[Dataset rows for apps and sites]
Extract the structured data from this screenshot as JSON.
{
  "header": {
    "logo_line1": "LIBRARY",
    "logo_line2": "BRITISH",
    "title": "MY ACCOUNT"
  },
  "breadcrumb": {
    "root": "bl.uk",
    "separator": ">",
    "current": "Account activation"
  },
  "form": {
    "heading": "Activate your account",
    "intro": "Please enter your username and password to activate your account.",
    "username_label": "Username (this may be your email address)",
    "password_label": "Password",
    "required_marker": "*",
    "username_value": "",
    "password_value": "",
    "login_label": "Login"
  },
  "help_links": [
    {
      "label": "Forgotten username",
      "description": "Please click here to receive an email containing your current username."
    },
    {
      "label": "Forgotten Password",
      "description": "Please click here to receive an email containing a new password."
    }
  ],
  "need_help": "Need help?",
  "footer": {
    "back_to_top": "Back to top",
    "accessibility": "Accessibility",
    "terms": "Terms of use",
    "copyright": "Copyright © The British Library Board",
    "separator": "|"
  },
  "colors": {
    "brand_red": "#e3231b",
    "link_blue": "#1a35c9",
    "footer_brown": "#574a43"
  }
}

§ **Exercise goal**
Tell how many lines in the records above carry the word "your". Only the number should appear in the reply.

§ **Exercise answer**
4